Miltonvale EMS would like to thank the Dane G. Hansen Foundation for the generous gift that will make patient care safer for the communities they serve.

Nemaha County EMS

Nemaha County EMS participated in a joint active shooter exercise at Nemaha Central schools.  EMS components stressed in the exercise were focused on triage, transportation coordination, and wait times of mutual aid resources.  Additional exercise participants included Seneca Police, Nemaha County Sheriff, Dispatch and Emergency Management, Seneca Police, Kansas Highway Patrol, Nemaha Valley Community Hospital, and staff and students of Nemaha Central.  After the exercise, NCEMS trained over 70 school staff in Stop The Bleed.

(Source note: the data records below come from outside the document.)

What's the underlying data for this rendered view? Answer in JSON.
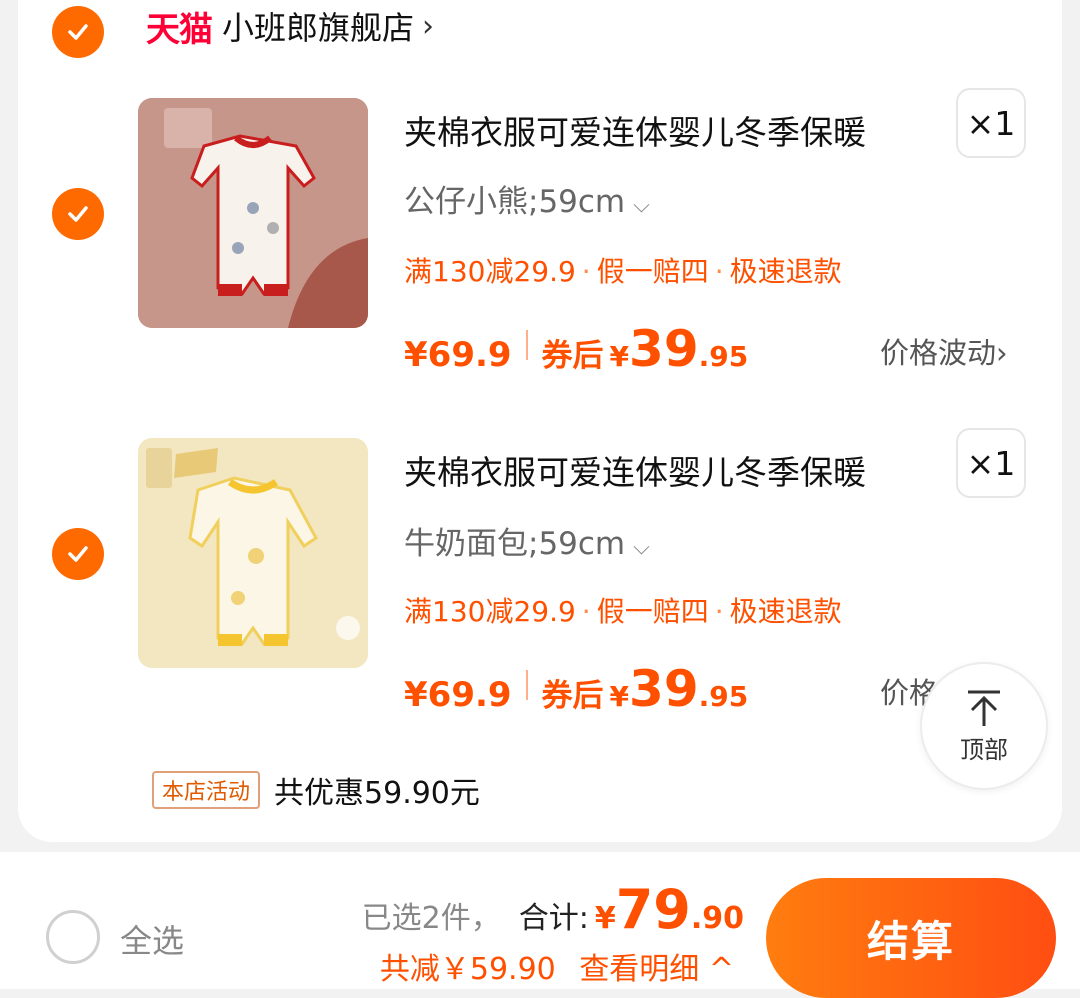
{
  "shop": {
    "logo_text": "天猫",
    "name": "小班郎旗舰店",
    "chevron": "›"
  },
  "items": [
    {
      "title": "夹棉衣服可爱连体婴儿冬季保暖",
      "sku": "公仔小熊;59cm",
      "qty": "×1",
      "promos": [
        "满130减29.9",
        "假一赔四",
        "极速退款"
      ],
      "price_original": "¥69.9",
      "coupon_label": "券后",
      "coupon_yen": "¥",
      "coupon_int": "39",
      "coupon_dec": ".95",
      "fluctuation": "价格波动",
      "fluct_chevron": "›"
    },
    {
      "title": "夹棉衣服可爱连体婴儿冬季保暖",
      "sku": "牛奶面包;59cm",
      "qty": "×1",
      "promos": [
        "满130减29.9",
        "假一赔四",
        "极速退款"
      ],
      "price_original": "¥69.9",
      "coupon_label": "券后",
      "coupon_yen": "¥",
      "coupon_int": "39",
      "coupon_dec": ".95",
      "fluctuation": "价格"
    }
  ],
  "activity": {
    "badge": "本店活动",
    "text": "共优惠59.90元"
  },
  "to_top": {
    "label": "顶部"
  },
  "bottom_bar": {
    "select_all": "全选",
    "selected_count": "已选2件，",
    "total_label": "合计:",
    "total_yen": "¥",
    "total_int": "79",
    "total_dec": ".90",
    "saved": "共减￥59.90",
    "detail": "查看明细 ^",
    "checkout": "结算"
  },
  "colors": {
    "accent": "#ff5000",
    "check": "#ff6a00",
    "tmall": "#ff0036"
  }
}
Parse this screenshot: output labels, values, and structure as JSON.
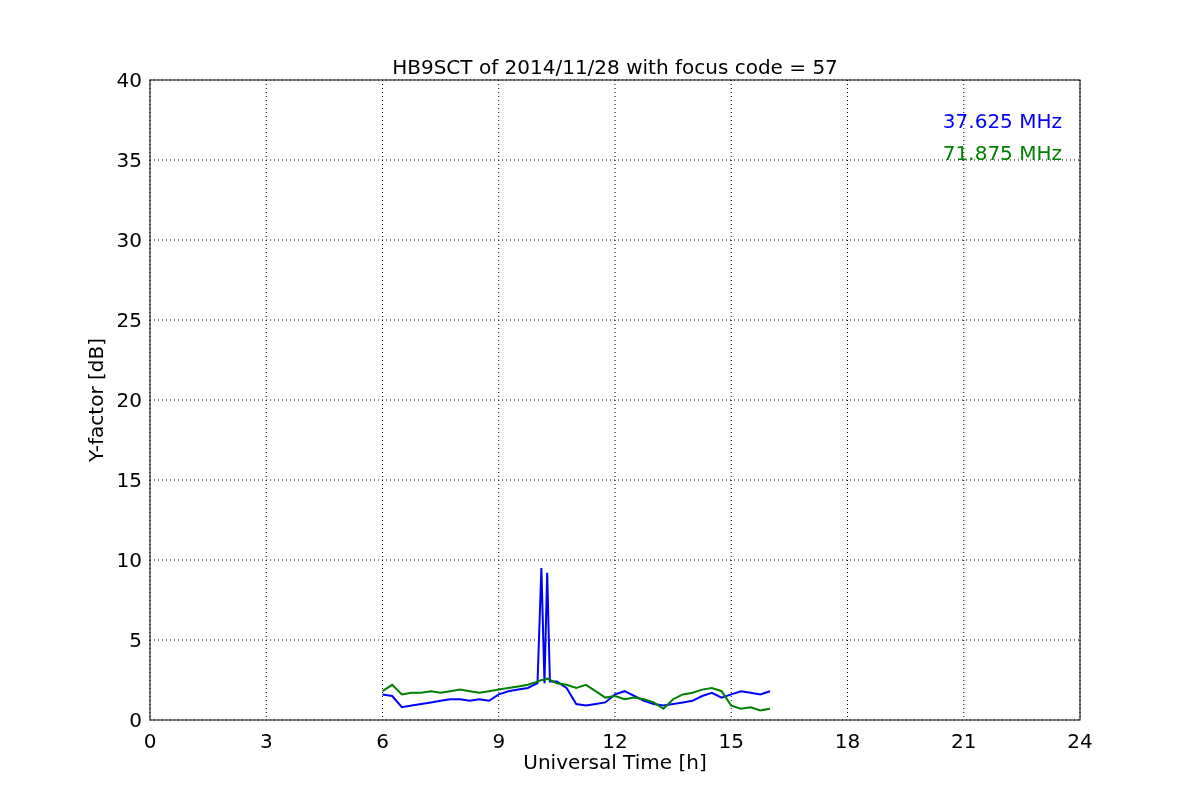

North Central Kansas Critical Care Support Team Available

Personnel from several North Central Kansas area emergency response organizations and communities serve on a Critical Incident Stress Management Team and are available to respond to requests for service throughout the region, including Clay, Cloud, Dickinson,  Ellsworth, Jewell, Lincoln, Marshall, Mitchell, Osborne, Ottawa, Pottawatomie, Republic, Riley, Saline, Smith, and Washington counties, and can be deployed to other areas upon request.

Team members serve on a volunteer basis and are available to assist with and provide crisis response services, intervention, and follow-up care as necessary. Team members include current and former EMS, fire, law enforcement, hospital staff, chaplains, and other emergency responders, and can provide peer to peer support as a group or one-to-one basis.

The team also partners with the 10-33 Foundation, a non-profit organization founded in California with six regional offices, whose mission is to provide stress management training and crisis intervention services, as well as follow-up care, to first responder professions, military members, and their families.

Questions about the NCK Critical Care Support team or available services may be directed to Co-Coordinators Caroline Scoville, 785-822-4591 or via email at, or Levi Whitley, 785-275-2464,

    KEMSA • 6021 SW 29th St., Ste. A PMB 359 • Topeka, KS 66614 • Phone: 785-580-3459
    Copyright © Kansas Emergency Medical Services Association

    Powered by Wild Apricot Membership Software